Nasal steroid sprays, when used daily during the season allergens are problematic, are the most effective treatment, but they usually take about two weeks to take effect, Peterson said. 

Antihistamines also provide relief, but usually take more time to work if the person has waited until after symptoms occurred to use them.

"There's nothing that can be done to prevent a person from getting allergies, but if you have known seasonal allergies then treatment should be started with an anti-histamine or nasal steroid spray before the season starts and continued through that season," Peterson said.  

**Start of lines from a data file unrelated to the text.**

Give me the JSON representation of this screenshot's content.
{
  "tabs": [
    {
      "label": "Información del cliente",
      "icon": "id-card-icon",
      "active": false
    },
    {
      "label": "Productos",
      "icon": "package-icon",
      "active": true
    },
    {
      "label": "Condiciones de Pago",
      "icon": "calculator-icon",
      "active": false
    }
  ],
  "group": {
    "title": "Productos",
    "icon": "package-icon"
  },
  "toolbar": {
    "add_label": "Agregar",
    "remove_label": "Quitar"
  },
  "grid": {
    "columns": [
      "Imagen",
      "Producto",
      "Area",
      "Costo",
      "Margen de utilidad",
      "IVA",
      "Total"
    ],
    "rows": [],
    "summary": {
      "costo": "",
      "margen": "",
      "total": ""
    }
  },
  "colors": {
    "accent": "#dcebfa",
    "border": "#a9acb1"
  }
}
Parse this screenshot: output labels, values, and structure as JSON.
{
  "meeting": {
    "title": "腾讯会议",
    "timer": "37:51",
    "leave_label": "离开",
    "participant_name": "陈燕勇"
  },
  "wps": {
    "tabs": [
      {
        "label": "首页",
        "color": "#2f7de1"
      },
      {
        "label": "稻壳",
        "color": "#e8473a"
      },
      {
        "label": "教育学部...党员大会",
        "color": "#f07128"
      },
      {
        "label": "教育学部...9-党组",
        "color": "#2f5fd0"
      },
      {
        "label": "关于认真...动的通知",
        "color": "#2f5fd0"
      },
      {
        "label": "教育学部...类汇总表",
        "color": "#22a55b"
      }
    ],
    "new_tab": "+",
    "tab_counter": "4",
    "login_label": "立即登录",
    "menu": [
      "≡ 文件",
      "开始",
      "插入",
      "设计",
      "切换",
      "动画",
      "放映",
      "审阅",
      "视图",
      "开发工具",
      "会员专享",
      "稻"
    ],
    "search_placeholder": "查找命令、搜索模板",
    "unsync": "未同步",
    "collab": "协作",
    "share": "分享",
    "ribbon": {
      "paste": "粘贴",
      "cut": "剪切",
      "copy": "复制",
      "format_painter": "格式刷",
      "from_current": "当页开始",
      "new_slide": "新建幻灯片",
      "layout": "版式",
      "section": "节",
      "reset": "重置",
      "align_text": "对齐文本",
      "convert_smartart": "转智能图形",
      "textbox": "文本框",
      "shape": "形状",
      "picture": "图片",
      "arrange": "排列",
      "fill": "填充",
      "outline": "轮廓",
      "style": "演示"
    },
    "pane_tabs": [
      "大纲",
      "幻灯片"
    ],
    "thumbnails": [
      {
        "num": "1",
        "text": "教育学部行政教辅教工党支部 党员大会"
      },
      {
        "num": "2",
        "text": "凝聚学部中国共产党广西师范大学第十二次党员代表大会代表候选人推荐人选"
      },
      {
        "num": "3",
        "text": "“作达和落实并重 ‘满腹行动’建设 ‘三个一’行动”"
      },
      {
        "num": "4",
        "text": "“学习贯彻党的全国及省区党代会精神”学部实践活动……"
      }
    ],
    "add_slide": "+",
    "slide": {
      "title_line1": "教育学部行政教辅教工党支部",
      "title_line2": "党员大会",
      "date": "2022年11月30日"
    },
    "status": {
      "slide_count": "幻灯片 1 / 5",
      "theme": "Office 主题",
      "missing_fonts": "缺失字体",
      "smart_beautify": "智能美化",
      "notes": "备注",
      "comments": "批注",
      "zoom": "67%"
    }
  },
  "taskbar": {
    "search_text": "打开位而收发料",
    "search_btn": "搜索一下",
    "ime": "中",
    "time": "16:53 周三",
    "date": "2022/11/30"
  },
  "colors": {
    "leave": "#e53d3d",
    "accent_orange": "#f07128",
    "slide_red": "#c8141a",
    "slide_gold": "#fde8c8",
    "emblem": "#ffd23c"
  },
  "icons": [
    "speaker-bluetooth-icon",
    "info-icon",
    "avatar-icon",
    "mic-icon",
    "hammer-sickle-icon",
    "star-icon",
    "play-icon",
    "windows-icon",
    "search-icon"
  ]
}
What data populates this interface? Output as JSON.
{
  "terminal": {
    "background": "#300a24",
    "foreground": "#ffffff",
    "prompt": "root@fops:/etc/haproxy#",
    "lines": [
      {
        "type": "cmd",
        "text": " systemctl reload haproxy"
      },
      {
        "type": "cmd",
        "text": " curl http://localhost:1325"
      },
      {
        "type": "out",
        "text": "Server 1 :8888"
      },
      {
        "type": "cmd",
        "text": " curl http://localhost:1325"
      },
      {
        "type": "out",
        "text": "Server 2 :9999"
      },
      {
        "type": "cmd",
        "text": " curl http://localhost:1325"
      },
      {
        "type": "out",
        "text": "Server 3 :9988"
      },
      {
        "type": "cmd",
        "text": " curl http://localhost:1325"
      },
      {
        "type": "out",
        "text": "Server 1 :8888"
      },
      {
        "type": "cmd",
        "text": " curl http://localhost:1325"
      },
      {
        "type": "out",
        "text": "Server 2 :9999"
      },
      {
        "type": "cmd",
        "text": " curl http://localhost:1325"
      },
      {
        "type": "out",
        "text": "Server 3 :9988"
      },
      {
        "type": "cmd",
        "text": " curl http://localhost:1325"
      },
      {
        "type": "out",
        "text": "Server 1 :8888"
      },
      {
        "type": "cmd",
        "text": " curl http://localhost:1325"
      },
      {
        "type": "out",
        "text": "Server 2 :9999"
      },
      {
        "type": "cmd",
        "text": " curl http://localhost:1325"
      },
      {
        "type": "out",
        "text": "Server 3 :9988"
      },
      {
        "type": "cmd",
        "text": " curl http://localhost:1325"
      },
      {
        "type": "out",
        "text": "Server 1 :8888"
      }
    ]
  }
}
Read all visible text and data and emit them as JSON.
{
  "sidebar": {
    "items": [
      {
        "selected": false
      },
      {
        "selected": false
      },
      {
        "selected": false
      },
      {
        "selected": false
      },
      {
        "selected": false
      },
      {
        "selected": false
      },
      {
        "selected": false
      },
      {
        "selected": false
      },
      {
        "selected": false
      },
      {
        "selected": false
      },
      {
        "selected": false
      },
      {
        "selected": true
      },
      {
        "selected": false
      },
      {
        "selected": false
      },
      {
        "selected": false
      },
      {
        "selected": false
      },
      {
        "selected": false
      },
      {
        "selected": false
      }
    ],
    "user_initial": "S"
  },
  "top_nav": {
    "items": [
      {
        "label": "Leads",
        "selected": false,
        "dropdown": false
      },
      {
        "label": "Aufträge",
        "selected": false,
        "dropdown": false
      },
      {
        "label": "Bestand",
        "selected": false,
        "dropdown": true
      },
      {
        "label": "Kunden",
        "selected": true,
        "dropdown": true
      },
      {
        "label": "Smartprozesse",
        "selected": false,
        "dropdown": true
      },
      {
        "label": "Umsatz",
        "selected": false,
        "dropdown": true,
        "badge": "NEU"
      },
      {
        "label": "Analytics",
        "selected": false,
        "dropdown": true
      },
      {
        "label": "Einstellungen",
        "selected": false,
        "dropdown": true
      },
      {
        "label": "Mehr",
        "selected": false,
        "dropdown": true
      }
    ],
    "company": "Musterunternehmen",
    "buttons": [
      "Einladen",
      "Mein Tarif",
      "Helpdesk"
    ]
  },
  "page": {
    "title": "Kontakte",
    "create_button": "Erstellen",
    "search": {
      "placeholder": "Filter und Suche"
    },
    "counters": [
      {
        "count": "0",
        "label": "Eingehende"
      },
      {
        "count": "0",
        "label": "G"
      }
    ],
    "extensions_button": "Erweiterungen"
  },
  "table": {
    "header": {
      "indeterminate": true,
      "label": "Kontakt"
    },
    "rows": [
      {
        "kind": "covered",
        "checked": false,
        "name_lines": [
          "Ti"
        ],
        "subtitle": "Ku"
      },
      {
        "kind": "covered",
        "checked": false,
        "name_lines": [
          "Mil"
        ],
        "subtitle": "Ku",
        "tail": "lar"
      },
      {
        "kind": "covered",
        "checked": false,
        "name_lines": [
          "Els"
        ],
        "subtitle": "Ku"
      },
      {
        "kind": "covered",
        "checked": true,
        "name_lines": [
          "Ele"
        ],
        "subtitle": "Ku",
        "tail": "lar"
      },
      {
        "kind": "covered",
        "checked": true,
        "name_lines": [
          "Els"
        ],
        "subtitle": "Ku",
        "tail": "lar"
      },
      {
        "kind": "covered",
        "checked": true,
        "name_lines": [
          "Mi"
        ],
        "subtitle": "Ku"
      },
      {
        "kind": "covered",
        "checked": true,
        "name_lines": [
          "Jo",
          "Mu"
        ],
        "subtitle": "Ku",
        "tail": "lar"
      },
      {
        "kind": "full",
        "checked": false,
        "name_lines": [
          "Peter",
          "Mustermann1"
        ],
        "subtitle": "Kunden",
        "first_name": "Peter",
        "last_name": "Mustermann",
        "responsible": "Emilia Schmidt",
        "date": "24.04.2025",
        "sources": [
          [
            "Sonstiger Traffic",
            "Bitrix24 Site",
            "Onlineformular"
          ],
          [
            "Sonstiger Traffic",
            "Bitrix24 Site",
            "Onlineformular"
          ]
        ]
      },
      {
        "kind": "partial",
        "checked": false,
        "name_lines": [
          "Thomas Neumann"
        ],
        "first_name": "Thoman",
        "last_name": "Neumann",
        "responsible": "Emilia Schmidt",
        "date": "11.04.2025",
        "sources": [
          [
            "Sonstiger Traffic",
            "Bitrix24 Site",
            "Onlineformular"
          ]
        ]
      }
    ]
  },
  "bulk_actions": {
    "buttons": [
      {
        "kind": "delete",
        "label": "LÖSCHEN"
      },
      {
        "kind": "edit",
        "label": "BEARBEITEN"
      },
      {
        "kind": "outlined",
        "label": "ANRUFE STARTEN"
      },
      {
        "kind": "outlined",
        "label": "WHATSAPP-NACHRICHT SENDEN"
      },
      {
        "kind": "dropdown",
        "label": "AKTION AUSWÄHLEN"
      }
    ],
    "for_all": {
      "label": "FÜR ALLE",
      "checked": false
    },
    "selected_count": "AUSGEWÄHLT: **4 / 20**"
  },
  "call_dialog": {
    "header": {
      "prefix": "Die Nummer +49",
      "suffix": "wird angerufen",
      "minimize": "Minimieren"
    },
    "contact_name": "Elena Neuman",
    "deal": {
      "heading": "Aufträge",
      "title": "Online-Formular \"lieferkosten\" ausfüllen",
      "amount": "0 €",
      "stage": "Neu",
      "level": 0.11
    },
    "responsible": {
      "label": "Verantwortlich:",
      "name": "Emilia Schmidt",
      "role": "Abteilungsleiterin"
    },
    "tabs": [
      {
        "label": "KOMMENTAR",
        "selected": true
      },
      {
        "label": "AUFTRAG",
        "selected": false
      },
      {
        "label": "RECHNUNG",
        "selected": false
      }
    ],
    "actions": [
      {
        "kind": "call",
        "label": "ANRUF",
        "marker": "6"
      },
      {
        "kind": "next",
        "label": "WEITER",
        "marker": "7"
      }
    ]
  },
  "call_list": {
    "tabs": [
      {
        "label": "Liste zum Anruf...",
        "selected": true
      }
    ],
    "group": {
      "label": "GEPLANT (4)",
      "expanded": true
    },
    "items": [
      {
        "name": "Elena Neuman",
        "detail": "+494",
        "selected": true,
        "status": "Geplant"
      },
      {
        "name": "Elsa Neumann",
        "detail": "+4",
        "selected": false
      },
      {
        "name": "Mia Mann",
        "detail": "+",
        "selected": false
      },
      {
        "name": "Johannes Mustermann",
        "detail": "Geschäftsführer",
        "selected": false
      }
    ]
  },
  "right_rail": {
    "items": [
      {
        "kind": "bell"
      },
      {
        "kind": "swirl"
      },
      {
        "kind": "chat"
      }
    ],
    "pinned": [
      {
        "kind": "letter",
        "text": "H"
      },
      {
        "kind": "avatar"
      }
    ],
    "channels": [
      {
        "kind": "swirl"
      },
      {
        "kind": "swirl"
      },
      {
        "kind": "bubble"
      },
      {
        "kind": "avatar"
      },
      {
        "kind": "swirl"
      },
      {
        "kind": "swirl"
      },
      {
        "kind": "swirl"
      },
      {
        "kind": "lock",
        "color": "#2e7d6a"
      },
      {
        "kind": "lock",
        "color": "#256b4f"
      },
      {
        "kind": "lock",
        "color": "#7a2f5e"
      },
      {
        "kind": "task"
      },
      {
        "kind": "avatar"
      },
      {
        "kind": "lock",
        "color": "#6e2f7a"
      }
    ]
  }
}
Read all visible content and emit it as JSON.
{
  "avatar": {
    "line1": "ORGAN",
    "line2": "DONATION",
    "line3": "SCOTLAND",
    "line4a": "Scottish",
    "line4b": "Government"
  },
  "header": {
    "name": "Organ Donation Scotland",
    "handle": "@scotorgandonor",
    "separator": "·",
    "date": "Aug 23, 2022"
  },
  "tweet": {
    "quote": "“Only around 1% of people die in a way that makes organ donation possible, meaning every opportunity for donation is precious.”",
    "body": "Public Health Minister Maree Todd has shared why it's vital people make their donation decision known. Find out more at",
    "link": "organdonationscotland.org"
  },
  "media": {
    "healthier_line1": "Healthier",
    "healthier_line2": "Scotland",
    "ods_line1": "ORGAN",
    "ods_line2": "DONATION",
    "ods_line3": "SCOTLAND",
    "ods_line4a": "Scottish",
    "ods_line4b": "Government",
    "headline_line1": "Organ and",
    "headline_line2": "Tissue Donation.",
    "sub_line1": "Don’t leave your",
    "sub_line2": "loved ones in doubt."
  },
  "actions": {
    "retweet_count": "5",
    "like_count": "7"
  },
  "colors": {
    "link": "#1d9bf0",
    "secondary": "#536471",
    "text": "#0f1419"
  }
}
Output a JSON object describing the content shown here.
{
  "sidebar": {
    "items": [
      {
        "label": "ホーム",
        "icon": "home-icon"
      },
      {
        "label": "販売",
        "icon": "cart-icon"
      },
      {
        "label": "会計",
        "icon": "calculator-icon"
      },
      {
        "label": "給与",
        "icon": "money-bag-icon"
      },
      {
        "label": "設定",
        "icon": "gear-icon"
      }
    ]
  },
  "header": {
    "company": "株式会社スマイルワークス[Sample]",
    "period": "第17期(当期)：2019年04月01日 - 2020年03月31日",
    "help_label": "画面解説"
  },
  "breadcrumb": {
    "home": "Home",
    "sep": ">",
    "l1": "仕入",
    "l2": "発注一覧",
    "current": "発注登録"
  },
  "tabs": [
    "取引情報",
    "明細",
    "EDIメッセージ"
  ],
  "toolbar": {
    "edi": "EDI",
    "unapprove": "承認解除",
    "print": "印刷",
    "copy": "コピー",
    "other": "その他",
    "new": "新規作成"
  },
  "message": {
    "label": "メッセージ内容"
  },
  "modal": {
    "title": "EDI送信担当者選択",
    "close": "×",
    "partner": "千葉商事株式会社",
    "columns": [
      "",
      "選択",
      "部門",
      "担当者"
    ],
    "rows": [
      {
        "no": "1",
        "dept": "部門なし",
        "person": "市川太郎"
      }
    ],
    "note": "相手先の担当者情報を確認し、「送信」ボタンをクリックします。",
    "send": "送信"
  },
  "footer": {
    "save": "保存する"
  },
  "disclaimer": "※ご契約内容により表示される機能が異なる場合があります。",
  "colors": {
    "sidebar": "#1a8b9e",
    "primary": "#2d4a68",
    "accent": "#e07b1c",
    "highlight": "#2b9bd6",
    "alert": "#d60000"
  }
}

For year-round allergens, taking preventative measures like keeping pets out of the home to limit pet-related allergy symptoms, using mattress covers to avoid contact with dust mites, and taking other proactive steps can lessen the physical impact of allergens, Peterson said.

Additionally, decreasing the amount of carpet in the home, vacuuming frequently, reducing stuffed animals or and other dust-collecting items, as well as keeping   humidity in the home to less than 50 percent, can help minimize allergy symptoms, Peterson said.

Peterson said people can develop allergies at any point in life. 

"You can go for years without allergies and then have them develop," he said. "Typically allergies to pollens will not develop unless there has been prior exposure to the allergen, thus if there is a pollen in an area that was not in a previous location it will take one year of exposure and then on the subsequent year is when the allergy could develop."

Whether you have allergies or the potential to develop them, arm yourself with information at